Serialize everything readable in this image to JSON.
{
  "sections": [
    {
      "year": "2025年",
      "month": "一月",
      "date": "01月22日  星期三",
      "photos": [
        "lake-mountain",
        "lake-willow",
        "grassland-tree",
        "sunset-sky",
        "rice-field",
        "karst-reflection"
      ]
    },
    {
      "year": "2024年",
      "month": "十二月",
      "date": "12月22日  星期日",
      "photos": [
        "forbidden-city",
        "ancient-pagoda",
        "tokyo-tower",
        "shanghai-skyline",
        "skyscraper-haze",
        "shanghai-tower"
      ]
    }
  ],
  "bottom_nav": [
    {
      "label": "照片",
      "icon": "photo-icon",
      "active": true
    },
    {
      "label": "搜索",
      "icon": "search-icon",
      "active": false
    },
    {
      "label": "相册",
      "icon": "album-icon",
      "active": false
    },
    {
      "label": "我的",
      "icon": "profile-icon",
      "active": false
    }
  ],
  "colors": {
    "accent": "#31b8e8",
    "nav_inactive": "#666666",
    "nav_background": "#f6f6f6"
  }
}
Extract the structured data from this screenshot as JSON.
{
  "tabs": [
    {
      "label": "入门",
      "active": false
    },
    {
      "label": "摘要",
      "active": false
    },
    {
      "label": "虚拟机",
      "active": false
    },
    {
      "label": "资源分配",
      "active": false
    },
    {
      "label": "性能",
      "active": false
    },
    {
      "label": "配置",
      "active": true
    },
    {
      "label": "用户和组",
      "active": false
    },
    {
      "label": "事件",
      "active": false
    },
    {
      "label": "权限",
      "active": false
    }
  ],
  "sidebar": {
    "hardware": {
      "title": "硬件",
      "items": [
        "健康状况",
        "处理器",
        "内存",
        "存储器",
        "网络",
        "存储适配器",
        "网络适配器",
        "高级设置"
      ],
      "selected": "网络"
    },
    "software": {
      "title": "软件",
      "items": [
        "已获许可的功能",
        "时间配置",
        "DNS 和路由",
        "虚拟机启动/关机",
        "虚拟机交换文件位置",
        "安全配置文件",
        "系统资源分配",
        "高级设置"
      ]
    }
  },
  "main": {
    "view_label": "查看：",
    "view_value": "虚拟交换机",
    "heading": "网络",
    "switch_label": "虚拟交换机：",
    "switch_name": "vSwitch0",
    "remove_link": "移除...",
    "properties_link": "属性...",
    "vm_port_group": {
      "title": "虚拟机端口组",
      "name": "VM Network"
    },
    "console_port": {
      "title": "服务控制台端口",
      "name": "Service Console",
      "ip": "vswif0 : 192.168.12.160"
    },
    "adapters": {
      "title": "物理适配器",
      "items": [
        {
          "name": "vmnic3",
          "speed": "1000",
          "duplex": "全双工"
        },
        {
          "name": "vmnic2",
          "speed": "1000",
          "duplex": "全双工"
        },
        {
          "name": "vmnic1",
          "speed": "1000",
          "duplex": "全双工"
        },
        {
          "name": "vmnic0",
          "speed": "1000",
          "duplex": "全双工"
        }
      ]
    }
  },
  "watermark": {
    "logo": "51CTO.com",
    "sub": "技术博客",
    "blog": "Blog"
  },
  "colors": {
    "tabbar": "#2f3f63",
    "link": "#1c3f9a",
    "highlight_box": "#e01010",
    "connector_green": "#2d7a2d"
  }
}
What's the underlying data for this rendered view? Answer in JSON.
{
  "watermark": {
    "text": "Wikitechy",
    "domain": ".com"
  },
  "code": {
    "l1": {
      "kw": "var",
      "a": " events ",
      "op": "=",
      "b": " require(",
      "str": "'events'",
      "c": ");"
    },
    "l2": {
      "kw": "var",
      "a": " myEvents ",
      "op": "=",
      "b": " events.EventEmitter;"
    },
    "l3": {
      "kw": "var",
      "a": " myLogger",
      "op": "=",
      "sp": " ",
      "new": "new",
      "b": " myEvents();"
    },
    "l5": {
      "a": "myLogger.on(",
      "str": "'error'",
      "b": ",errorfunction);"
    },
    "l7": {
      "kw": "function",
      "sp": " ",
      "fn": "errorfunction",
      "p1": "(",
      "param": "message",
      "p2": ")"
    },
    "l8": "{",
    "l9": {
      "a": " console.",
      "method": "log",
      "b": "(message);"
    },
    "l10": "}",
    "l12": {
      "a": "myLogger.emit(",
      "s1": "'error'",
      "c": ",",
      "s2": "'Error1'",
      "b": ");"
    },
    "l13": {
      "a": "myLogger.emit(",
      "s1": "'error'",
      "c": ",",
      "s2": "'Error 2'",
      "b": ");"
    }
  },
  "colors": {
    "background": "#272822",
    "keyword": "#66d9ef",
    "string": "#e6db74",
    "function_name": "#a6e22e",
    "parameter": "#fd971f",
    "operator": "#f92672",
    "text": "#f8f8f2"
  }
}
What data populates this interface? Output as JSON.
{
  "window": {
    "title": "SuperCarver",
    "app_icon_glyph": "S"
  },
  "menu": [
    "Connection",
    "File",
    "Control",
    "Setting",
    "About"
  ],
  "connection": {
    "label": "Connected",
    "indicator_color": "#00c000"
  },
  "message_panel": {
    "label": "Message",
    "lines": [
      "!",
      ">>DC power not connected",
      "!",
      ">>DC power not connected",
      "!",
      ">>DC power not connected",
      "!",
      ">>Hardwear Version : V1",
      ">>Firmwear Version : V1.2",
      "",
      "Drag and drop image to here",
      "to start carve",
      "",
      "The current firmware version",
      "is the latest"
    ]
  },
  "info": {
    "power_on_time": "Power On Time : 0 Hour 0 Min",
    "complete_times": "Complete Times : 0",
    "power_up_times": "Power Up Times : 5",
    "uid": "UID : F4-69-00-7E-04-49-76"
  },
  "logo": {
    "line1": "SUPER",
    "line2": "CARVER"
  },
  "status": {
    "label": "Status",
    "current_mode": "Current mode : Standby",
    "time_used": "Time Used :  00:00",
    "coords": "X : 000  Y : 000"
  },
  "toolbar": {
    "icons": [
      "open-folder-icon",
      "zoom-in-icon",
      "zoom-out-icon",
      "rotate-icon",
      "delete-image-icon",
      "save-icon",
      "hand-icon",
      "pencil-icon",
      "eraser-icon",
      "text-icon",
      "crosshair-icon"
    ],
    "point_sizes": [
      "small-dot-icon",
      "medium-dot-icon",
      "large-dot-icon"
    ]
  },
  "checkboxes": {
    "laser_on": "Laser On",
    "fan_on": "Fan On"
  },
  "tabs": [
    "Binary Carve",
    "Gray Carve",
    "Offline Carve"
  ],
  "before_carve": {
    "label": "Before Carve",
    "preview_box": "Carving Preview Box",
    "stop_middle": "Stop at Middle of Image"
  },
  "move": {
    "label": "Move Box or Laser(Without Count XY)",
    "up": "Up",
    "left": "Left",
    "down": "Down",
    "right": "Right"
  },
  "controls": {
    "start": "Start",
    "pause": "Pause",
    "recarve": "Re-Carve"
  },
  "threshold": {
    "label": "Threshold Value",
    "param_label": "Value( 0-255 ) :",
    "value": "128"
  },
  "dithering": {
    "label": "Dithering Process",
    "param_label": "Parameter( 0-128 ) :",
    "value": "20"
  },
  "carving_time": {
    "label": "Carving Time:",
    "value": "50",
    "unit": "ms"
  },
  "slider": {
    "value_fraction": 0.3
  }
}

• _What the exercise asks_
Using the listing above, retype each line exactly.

• _Task result_
Serialize everything readable in this image to JSON.
{
  "sections": [
    {
      "year": "2025年",
      "month": "一月",
      "date": "01月22日  星期三",
      "photos": [
        "lake-mountain",
        "lake-willow",
        "grassland-tree",
        "sunset-sky",
        "rice-field",
        "karst-reflection"
      ]
    },
    {
      "year": "2024年",
      "month": "十二月",
      "date": "12月22日  星期日",
      "photos": [
        "forbidden-city",
        "ancient-pagoda",
        "tokyo-tower",
        "shanghai-skyline",
        "skyscraper-haze",
        "shanghai-tower"
      ]
    }
  ],
  "bottom_nav": [
    {
      "label": "照片",
      "icon": "photo-icon",
      "active": true
    },
    {
      "label": "搜索",
      "icon": "search-icon",
      "active": false
    },
    {
      "label": "相册",
      "icon": "album-icon",
      "active": false
    },
    {
      "label": "我的",
      "icon": "profile-icon",
      "active": false
    }
  ],
  "colors": {
    "accent": "#31b8e8",
    "nav_inactive": "#666666",
    "nav_background": "#f6f6f6"
  }
}
Extract the structured data from this screenshot as JSON.
{
  "tabs": [
    {
      "label": "入门",
      "active": false
    },
    {
      "label": "摘要",
      "active": false
    },
    {
      "label": "虚拟机",
      "active": false
    },
    {
      "label": "资源分配",
      "active": false
    },
    {
      "label": "性能",
      "active": false
    },
    {
      "label": "配置",
      "active": true
    },
    {
      "label": "用户和组",
      "active": false
    },
    {
      "label": "事件",
      "active": false
    },
    {
      "label": "权限",
      "active": false
    }
  ],
  "sidebar": {
    "hardware": {
      "title": "硬件",
      "items": [
        "健康状况",
        "处理器",
        "内存",
        "存储器",
        "网络",
        "存储适配器",
        "网络适配器",
        "高级设置"
      ],
      "selected": "网络"
    },
    "software": {
      "title": "软件",
      "items": [
        "已获许可的功能",
        "时间配置",
        "DNS 和路由",
        "虚拟机启动/关机",
        "虚拟机交换文件位置",
        "安全配置文件",
        "系统资源分配",
        "高级设置"
      ]
    }
  },
  "main": {
    "view_label": "查看：",
    "view_value": "虚拟交换机",
    "heading": "网络",
    "switch_label": "虚拟交换机：",
    "switch_name": "vSwitch0",
    "remove_link": "移除...",
    "properties_link": "属性...",
    "vm_port_group": {
      "title": "虚拟机端口组",
      "name": "VM Network"
    },
    "console_port": {
      "title": "服务控制台端口",
      "name": "Service Console",
      "ip": "vswif0 : 192.168.12.160"
    },
    "adapters": {
      "title": "物理适配器",
      "items": [
        {
          "name": "vmnic3",
          "speed": "1000",
          "duplex": "全双工"
        },
        {
          "name": "vmnic2",
          "speed": "1000",
          "duplex": "全双工"
        },
        {
          "name": "vmnic1",
          "speed": "1000",
          "duplex": "全双工"
        },
        {
          "name": "vmnic0",
          "speed": "1000",
          "duplex": "全双工"
        }
      ]
    }
  },
  "watermark": {
    "logo": "51CTO.com",
    "sub": "技术博客",
    "blog": "Blog"
  },
  "colors": {
    "tabbar": "#2f3f63",
    "link": "#1c3f9a",
    "highlight_box": "#e01010",
    "connector_green": "#2d7a2d"
  }
}
What's the underlying data for this rendered view? Answer in JSON.
{
  "watermark": {
    "text": "Wikitechy",
    "domain": ".com"
  },
  "code": {
    "l1": {
      "kw": "var",
      "a": " events ",
      "op": "=",
      "b": " require(",
      "str": "'events'",
      "c": ");"
    },
    "l2": {
      "kw": "var",
      "a": " myEvents ",
      "op": "=",
      "b": " events.EventEmitter;"
    },
    "l3": {
      "kw": "var",
      "a": " myLogger",
      "op": "=",
      "sp": " ",
      "new": "new",
      "b": " myEvents();"
    },
    "l5": {
      "a": "myLogger.on(",
      "str": "'error'",
      "b": ",errorfunction);"
    },
    "l7": {
      "kw": "function",
      "sp": " ",
      "fn": "errorfunction",
      "p1": "(",
      "param": "message",
      "p2": ")"
    },
    "l8": "{",
    "l9": {
      "a": " console.",
      "method": "log",
      "b": "(message);"
    },
    "l10": "}",
    "l12": {
      "a": "myLogger.emit(",
      "s1": "'error'",
      "c": ",",
      "s2": "'Error1'",
      "b": ");"
    },
    "l13": {
      "a": "myLogger.emit(",
      "s1": "'error'",
      "c": ",",
      "s2": "'Error 2'",
      "b": ");"
    }
  },
  "colors": {
    "background": "#272822",
    "keyword": "#66d9ef",
    "string": "#e6db74",
    "function_name": "#a6e22e",
    "parameter": "#fd971f",
    "operator": "#f92672",
    "text": "#f8f8f2"
  }
}
What data populates this interface? Output as JSON.
{
  "window": {
    "title": "SuperCarver",
    "app_icon_glyph": "S"
  },
  "menu": [
    "Connection",
    "File",
    "Control",
    "Setting",
    "About"
  ],
  "connection": {
    "label": "Connected",
    "indicator_color": "#00c000"
  },
  "message_panel": {
    "label": "Message",
    "lines": [
      "!",
      ">>DC power not connected",
      "!",
      ">>DC power not connected",
      "!",
      ">>DC power not connected",
      "!",
      ">>Hardwear Version : V1",
      ">>Firmwear Version : V1.2",
      "",
      "Drag and drop image to here",
      "to start carve",
      "",
      "The current firmware version",
      "is the latest"
    ]
  },
  "info": {
    "power_on_time": "Power On Time : 0 Hour 0 Min",
    "complete_times": "Complete Times : 0",
    "power_up_times": "Power Up Times : 5",
    "uid": "UID : F4-69-00-7E-04-49-76"
  },
  "logo": {
    "line1": "SUPER",
    "line2": "CARVER"
  },
  "status": {
    "label": "Status",
    "current_mode": "Current mode : Standby",
    "time_used": "Time Used :  00:00",
    "coords": "X : 000  Y : 000"
  },
  "toolbar": {
    "icons": [
      "open-folder-icon",
      "zoom-in-icon",
      "zoom-out-icon",
      "rotate-icon",
      "delete-image-icon",
      "save-icon",
      "hand-icon",
      "pencil-icon",
      "eraser-icon",
      "text-icon",
      "crosshair-icon"
    ],
    "point_sizes": [
      "small-dot-icon",
      "medium-dot-icon",
      "large-dot-icon"
    ]
  },
  "checkboxes": {
    "laser_on": "Laser On",
    "fan_on": "Fan On"
  },
  "tabs": [
    "Binary Carve",
    "Gray Carve",
    "Offline Carve"
  ],
  "before_carve": {
    "label": "Before Carve",
    "preview_box": "Carving Preview Box",
    "stop_middle": "Stop at Middle of Image"
  },
  "move": {
    "label": "Move Box or Laser(Without Count XY)",
    "up": "Up",
    "left": "Left",
    "down": "Down",
    "right": "Right"
  },
  "controls": {
    "start": "Start",
    "pause": "Pause",
    "recarve": "Re-Carve"
  },
  "threshold": {
    "label": "Threshold Value",
    "param_label": "Value( 0-255 ) :",
    "value": "128"
  },
  "dithering": {
    "label": "Dithering Process",
    "param_label": "Parameter( 0-128 ) :",
    "value": "20"
  },
  "carving_time": {
    "label": "Carving Time:",
    "value": "50",
    "unit": "ms"
  },
  "slider": {
    "value_fraction": 0.3
  }
}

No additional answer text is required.